# Assigned task
Please write out each entry below exactly as it appears.

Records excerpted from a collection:
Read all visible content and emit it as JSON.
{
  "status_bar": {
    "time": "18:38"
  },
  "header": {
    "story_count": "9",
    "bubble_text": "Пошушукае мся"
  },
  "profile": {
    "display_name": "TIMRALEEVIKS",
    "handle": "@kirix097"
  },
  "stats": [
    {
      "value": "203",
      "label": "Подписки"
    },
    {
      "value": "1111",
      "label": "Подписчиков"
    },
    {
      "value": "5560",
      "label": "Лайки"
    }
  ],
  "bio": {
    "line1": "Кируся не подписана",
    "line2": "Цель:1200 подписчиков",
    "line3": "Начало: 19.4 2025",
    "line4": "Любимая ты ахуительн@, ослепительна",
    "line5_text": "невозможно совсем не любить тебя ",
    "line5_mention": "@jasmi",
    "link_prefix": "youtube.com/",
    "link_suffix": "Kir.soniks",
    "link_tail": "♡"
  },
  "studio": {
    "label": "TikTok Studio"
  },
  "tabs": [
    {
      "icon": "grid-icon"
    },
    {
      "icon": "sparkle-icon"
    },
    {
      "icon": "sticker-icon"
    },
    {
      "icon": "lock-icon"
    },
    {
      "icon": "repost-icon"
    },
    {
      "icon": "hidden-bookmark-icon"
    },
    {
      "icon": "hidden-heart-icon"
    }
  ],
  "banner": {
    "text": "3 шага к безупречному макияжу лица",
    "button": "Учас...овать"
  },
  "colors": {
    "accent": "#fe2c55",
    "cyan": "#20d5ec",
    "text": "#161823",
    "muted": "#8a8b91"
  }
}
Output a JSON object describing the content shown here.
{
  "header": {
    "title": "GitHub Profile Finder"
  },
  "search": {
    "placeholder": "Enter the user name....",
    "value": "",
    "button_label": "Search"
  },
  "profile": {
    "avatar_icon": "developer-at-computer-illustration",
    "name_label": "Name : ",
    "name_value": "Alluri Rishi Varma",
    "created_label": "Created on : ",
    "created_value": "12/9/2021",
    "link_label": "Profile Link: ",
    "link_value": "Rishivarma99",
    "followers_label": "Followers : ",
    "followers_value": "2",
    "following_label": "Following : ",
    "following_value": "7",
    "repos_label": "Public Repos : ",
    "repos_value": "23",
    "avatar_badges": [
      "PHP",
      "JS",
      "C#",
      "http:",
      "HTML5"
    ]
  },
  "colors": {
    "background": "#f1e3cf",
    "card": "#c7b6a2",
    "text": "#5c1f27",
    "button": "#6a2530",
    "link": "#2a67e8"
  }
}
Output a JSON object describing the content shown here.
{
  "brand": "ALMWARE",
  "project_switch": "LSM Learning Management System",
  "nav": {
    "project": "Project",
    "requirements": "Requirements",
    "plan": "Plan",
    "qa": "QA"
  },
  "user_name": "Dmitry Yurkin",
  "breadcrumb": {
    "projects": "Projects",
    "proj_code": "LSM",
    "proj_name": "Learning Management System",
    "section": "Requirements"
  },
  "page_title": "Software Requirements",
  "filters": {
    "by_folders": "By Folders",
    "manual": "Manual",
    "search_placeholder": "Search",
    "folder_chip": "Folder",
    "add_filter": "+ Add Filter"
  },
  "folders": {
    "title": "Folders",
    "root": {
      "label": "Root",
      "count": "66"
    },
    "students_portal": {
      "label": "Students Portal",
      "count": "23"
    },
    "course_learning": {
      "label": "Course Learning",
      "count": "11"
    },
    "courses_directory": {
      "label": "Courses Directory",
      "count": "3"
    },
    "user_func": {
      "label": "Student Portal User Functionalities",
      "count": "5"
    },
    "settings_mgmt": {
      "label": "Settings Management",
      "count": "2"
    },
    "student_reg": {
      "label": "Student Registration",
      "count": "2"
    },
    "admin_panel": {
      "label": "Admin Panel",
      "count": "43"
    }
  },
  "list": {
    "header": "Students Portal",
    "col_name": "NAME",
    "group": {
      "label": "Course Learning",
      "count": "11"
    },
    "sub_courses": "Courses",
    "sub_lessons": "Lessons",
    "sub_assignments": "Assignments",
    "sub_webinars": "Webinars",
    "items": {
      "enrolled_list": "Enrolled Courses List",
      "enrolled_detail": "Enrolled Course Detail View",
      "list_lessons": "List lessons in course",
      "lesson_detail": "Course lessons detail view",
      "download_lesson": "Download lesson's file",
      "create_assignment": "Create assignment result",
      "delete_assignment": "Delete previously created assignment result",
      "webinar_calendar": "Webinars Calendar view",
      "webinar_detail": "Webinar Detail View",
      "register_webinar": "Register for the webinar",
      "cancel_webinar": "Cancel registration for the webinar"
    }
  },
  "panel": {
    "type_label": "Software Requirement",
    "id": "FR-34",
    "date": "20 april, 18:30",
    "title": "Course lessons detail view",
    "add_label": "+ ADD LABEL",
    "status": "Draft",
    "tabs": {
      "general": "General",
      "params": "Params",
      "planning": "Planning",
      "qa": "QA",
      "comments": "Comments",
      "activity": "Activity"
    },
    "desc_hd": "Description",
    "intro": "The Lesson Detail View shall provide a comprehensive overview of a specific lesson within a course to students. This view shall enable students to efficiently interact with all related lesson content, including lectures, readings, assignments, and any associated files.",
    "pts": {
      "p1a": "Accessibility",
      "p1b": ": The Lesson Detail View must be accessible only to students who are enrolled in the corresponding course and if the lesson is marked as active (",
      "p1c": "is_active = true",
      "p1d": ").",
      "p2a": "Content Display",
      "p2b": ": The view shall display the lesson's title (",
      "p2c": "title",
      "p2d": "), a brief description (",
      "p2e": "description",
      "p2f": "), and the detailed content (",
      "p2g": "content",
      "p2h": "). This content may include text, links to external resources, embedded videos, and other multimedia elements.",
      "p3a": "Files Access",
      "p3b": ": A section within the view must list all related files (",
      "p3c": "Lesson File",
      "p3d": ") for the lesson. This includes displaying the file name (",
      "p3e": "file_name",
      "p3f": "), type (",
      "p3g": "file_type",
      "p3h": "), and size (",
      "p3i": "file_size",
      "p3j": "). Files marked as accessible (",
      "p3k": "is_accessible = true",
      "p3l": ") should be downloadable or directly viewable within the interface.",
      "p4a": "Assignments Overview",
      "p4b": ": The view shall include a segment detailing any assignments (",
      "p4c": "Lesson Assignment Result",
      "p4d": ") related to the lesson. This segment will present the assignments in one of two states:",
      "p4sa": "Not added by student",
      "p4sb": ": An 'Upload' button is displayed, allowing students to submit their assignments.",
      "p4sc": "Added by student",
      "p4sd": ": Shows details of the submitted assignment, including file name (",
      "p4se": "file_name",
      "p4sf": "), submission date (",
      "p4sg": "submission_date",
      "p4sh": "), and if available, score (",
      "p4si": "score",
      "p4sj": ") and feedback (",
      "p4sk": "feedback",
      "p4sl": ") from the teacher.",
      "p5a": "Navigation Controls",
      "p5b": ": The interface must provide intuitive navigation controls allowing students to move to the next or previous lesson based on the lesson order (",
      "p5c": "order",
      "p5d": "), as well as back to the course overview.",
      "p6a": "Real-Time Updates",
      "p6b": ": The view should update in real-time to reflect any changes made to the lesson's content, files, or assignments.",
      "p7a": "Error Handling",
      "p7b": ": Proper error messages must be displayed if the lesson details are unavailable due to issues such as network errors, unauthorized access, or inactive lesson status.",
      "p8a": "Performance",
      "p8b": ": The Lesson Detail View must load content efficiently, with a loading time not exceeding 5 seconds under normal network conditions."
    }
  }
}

# Answer space
Read all visible content and emit it as JSON.
{
  "status_bar": {
    "time": "18:38"
  },
  "header": {
    "story_count": "9",
    "bubble_text": "Пошушукае мся"
  },
  "profile": {
    "display_name": "TIMRALEEVIKS",
    "handle": "@kirix097"
  },
  "stats": [
    {
      "value": "203",
      "label": "Подписки"
    },
    {
      "value": "1111",
      "label": "Подписчиков"
    },
    {
      "value": "5560",
      "label": "Лайки"
    }
  ],
  "bio": {
    "line1": "Кируся не подписана",
    "line2": "Цель:1200 подписчиков",
    "line3": "Начало: 19.4 2025",
    "line4": "Любимая ты ахуительн@, ослепительна",
    "line5_text": "невозможно совсем не любить тебя ",
    "line5_mention": "@jasmi",
    "link_prefix": "youtube.com/",
    "link_suffix": "Kir.soniks",
    "link_tail": "♡"
  },
  "studio": {
    "label": "TikTok Studio"
  },
  "tabs": [
    {
      "icon": "grid-icon"
    },
    {
      "icon": "sparkle-icon"
    },
    {
      "icon": "sticker-icon"
    },
    {
      "icon": "lock-icon"
    },
    {
      "icon": "repost-icon"
    },
    {
      "icon": "hidden-bookmark-icon"
    },
    {
      "icon": "hidden-heart-icon"
    }
  ],
  "banner": {
    "text": "3 шага к безупречному макияжу лица",
    "button": "Учас...овать"
  },
  "colors": {
    "accent": "#fe2c55",
    "cyan": "#20d5ec",
    "text": "#161823",
    "muted": "#8a8b91"
  }
}
Output a JSON object describing the content shown here.
{
  "header": {
    "title": "GitHub Profile Finder"
  },
  "search": {
    "placeholder": "Enter the user name....",
    "value": "",
    "button_label": "Search"
  },
  "profile": {
    "avatar_icon": "developer-at-computer-illustration",
    "name_label": "Name : ",
    "name_value": "Alluri Rishi Varma",
    "created_label": "Created on : ",
    "created_value": "12/9/2021",
    "link_label": "Profile Link: ",
    "link_value": "Rishivarma99",
    "followers_label": "Followers : ",
    "followers_value": "2",
    "following_label": "Following : ",
    "following_value": "7",
    "repos_label": "Public Repos : ",
    "repos_value": "23",
    "avatar_badges": [
      "PHP",
      "JS",
      "C#",
      "http:",
      "HTML5"
    ]
  },
  "colors": {
    "background": "#f1e3cf",
    "card": "#c7b6a2",
    "text": "#5c1f27",
    "button": "#6a2530",
    "link": "#2a67e8"
  }
}
Output a JSON object describing the content shown here.
{
  "brand": "ALMWARE",
  "project_switch": "LSM Learning Management System",
  "nav": {
    "project": "Project",
    "requirements": "Requirements",
    "plan": "Plan",
    "qa": "QA"
  },
  "user_name": "Dmitry Yurkin",
  "breadcrumb": {
    "projects": "Projects",
    "proj_code": "LSM",
    "proj_name": "Learning Management System",
    "section": "Requirements"
  },
  "page_title": "Software Requirements",
  "filters": {
    "by_folders": "By Folders",
    "manual": "Manual",
    "search_placeholder": "Search",
    "folder_chip": "Folder",
    "add_filter": "+ Add Filter"
  },
  "folders": {
    "title": "Folders",
    "root": {
      "label": "Root",
      "count": "66"
    },
    "students_portal": {
      "label": "Students Portal",
      "count": "23"
    },
    "course_learning": {
      "label": "Course Learning",
      "count": "11"
    },
    "courses_directory": {
      "label": "Courses Directory",
      "count": "3"
    },
    "user_func": {
      "label": "Student Portal User Functionalities",
      "count": "5"
    },
    "settings_mgmt": {
      "label": "Settings Management",
      "count": "2"
    },
    "student_reg": {
      "label": "Student Registration",
      "count": "2"
    },
    "admin_panel": {
      "label": "Admin Panel",
      "count": "43"
    }
  },
  "list": {
    "header": "Students Portal",
    "col_name": "NAME",
    "group": {
      "label": "Course Learning",
      "count": "11"
    },
    "sub_courses": "Courses",
    "sub_lessons": "Lessons",
    "sub_assignments": "Assignments",
    "sub_webinars": "Webinars",
    "items": {
      "enrolled_list": "Enrolled Courses List",
      "enrolled_detail": "Enrolled Course Detail View",
      "list_lessons": "List lessons in course",
      "lesson_detail": "Course lessons detail view",
      "download_lesson": "Download lesson's file",
      "create_assignment": "Create assignment result",
      "delete_assignment": "Delete previously created assignment result",
      "webinar_calendar": "Webinars Calendar view",
      "webinar_detail": "Webinar Detail View",
      "register_webinar": "Register for the webinar",
      "cancel_webinar": "Cancel registration for the webinar"
    }
  },
  "panel": {
    "type_label": "Software Requirement",
    "id": "FR-34",
    "date": "20 april, 18:30",
    "title": "Course lessons detail view",
    "add_label": "+ ADD LABEL",
    "status": "Draft",
    "tabs": {
      "general": "General",
      "params": "Params",
      "planning": "Planning",
      "qa": "QA",
      "comments": "Comments",
      "activity": "Activity"
    },
    "desc_hd": "Description",
    "intro": "The Lesson Detail View shall provide a comprehensive overview of a specific lesson within a course to students. This view shall enable students to efficiently interact with all related lesson content, including lectures, readings, assignments, and any associated files.",
    "pts": {
      "p1a": "Accessibility",
      "p1b": ": The Lesson Detail View must be accessible only to students who are enrolled in the corresponding course and if the lesson is marked as active (",
      "p1c": "is_active = true",
      "p1d": ").",
      "p2a": "Content Display",
      "p2b": ": The view shall display the lesson's title (",
      "p2c": "title",
      "p2d": "), a brief description (",
      "p2e": "description",
      "p2f": "), and the detailed content (",
      "p2g": "content",
      "p2h": "). This content may include text, links to external resources, embedded videos, and other multimedia elements.",
      "p3a": "Files Access",
      "p3b": ": A section within the view must list all related files (",
      "p3c": "Lesson File",
      "p3d": ") for the lesson. This includes displaying the file name (",
      "p3e": "file_name",
      "p3f": "), type (",
      "p3g": "file_type",
      "p3h": "), and size (",
      "p3i": "file_size",
      "p3j": "). Files marked as accessible (",
      "p3k": "is_accessible = true",
      "p3l": ") should be downloadable or directly viewable within the interface.",
      "p4a": "Assignments Overview",
      "p4b": ": The view shall include a segment detailing any assignments (",
      "p4c": "Lesson Assignment Result",
      "p4d": ") related to the lesson. This segment will present the assignments in one of two states:",
      "p4sa": "Not added by student",
      "p4sb": ": An 'Upload' button is displayed, allowing students to submit their assignments.",
      "p4sc": "Added by student",
      "p4sd": ": Shows details of the submitted assignment, including file name (",
      "p4se": "file_name",
      "p4sf": "), submission date (",
      "p4sg": "submission_date",
      "p4sh": "), and if available, score (",
      "p4si": "score",
      "p4sj": ") and feedback (",
      "p4sk": "feedback",
      "p4sl": ") from the teacher.",
      "p5a": "Navigation Controls",
      "p5b": ": The interface must provide intuitive navigation controls allowing students to move to the next or previous lesson based on the lesson order (",
      "p5c": "order",
      "p5d": "), as well as back to the course overview.",
      "p6a": "Real-Time Updates",
      "p6b": ": The view should update in real-time to reflect any changes made to the lesson's content, files, or assignments.",
      "p7a": "Error Handling",
      "p7b": ": Proper error messages must be displayed if the lesson details are unavailable due to issues such as network errors, unauthorized access, or inactive lesson status.",
      "p8a": "Performance",
      "p8b": ": The Lesson Detail View must load content efficiently, with a loading time not exceeding 5 seconds under normal network conditions."
    }
  }
}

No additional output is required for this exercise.